- ACTIVITY
When the string "value" occurs in a line of the listing below, return that line.

- TASK DATA
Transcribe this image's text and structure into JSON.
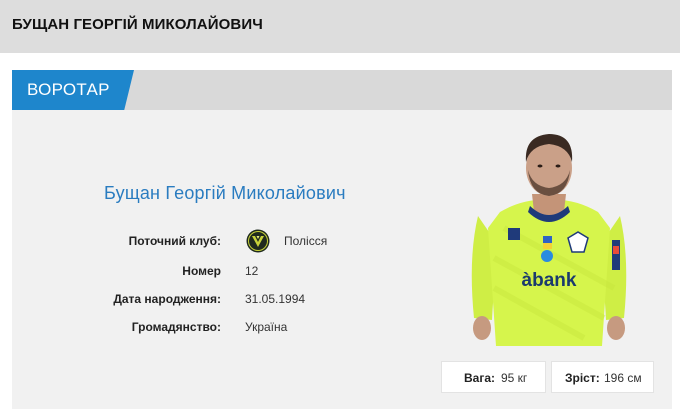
{
  "header": {
    "title": "БУЩАН ГЕОРГІЙ МИКОЛАЙОВИЧ"
  },
  "position": {
    "label": "ВОРОТАР"
  },
  "player": {
    "full_name": "Бущан Георгій Миколайович",
    "details": [
      {
        "label": "Поточний клуб:",
        "value": "Полісся"
      },
      {
        "label": "Номер",
        "value": "12"
      },
      {
        "label": "Дата народження:",
        "value": "31.05.1994"
      },
      {
        "label": "Громадянство:",
        "value": "Україна"
      }
    ],
    "club_logo_icon": "polissia-club-logo-icon",
    "photo": {
      "sponsor_text": "àbank"
    }
  },
  "stats": {
    "weight": {
      "label": "Вага:",
      "value": "95 кг"
    },
    "height": {
      "label": "Зріст:",
      "value": "196 см"
    }
  },
  "colors": {
    "accent": "#1e86cc",
    "name": "#2a7cc0",
    "jersey": "#d6f54c"
  }
}
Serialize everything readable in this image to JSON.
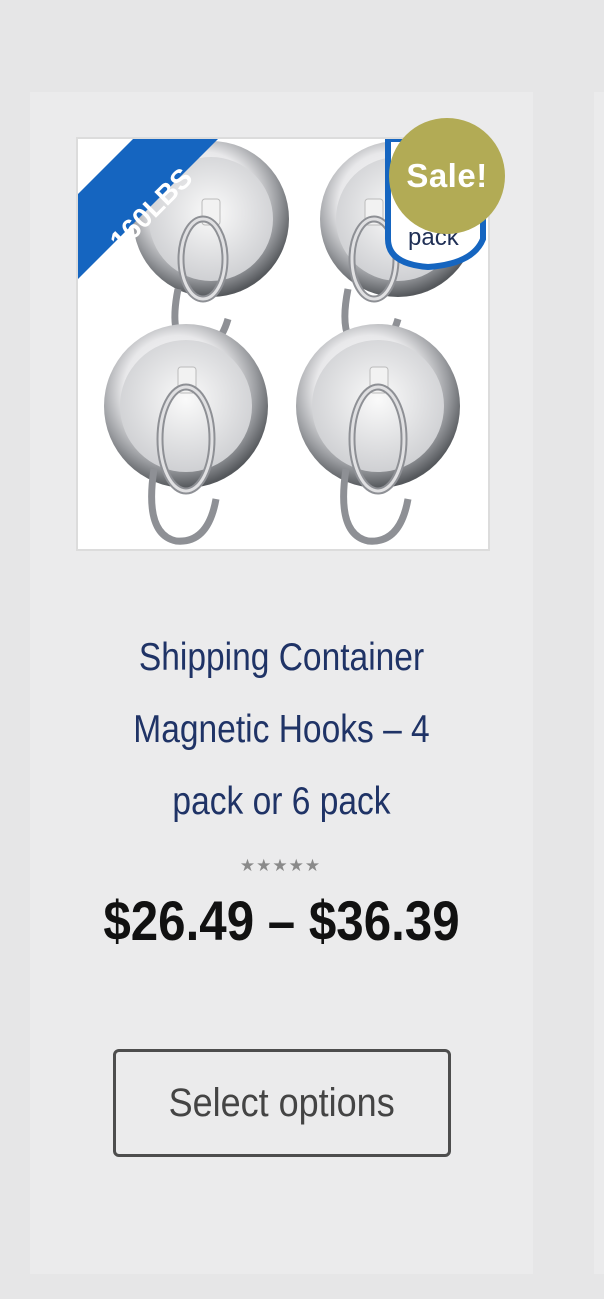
{
  "product": {
    "sale_badge": "Sale!",
    "image_badge_weight": "160LBS",
    "image_badge_pack": "pack",
    "title": "Shipping Container Magnetic Hooks – 4 pack or 6 pack",
    "rating_stars": 5,
    "price": "$26.49 – $36.39",
    "button_label": "Select options"
  },
  "colors": {
    "page_bg": "#e6e6e7",
    "card_bg": "#ebebec",
    "title": "#1f3366",
    "sale_badge": "#b2ab55",
    "image_ribbon": "#1565c0",
    "price": "#111111"
  },
  "icons": [
    "star-icon"
  ]
}
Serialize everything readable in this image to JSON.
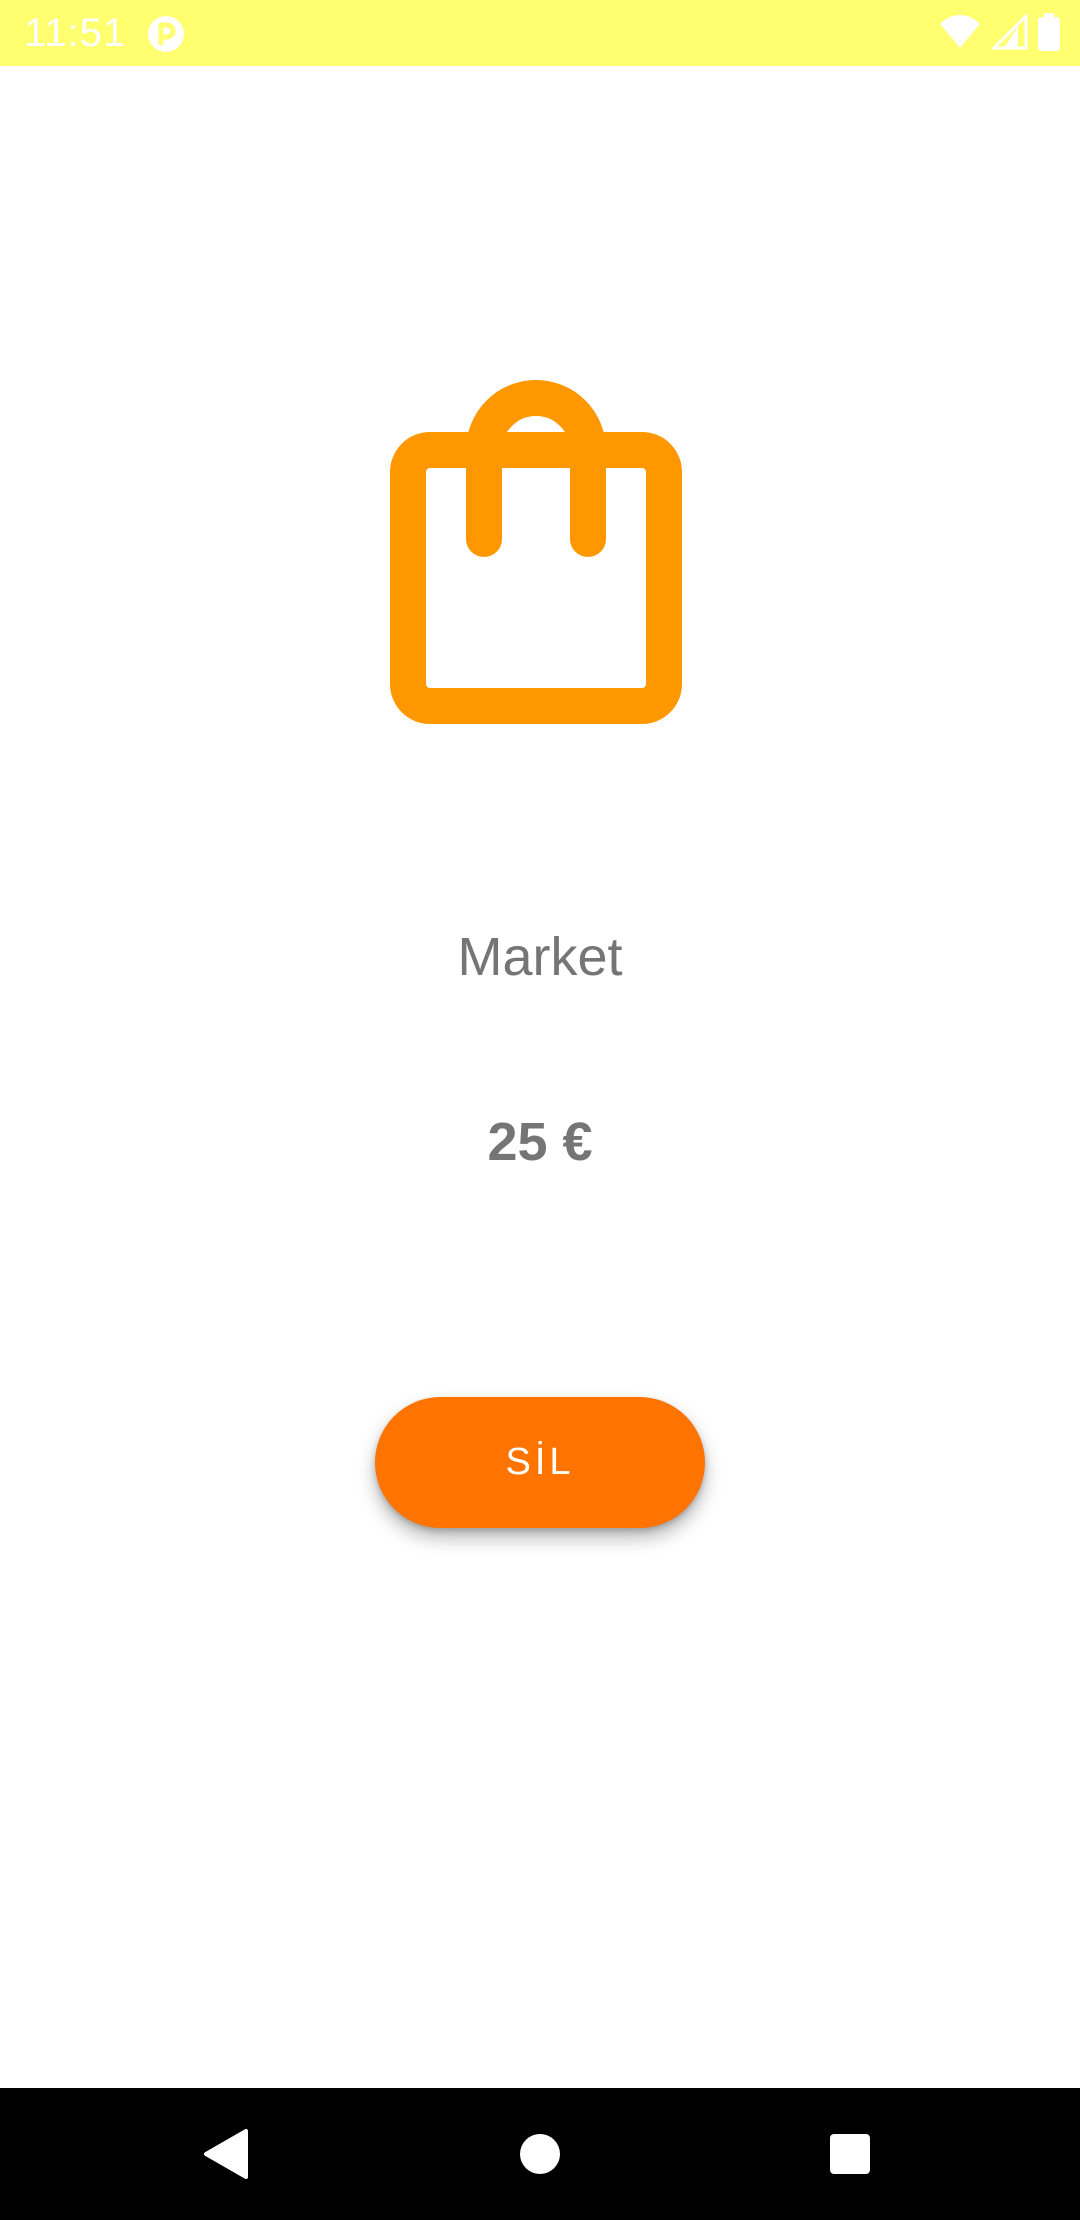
{
  "status_bar": {
    "time": "11:51",
    "background_color": "#ffff70",
    "icons": [
      "app-notification-icon",
      "wifi-icon",
      "cellular-signal-icon",
      "battery-icon"
    ]
  },
  "expense": {
    "icon": "shopping-bag-icon",
    "icon_color": "#ff9800",
    "category": "Market",
    "amount": "25 €"
  },
  "actions": {
    "delete_label": "SİL",
    "delete_color": "#ff7300"
  },
  "navigation_bar": {
    "icons": [
      "back-icon",
      "home-icon",
      "recents-icon"
    ]
  }
}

- TASK RESPONSE
        "value": "Полісся"
        "value": "12"
        "value": "31.05.1994"
        "value": "Україна"
      "value": "95 кг"
      "value": "196 см"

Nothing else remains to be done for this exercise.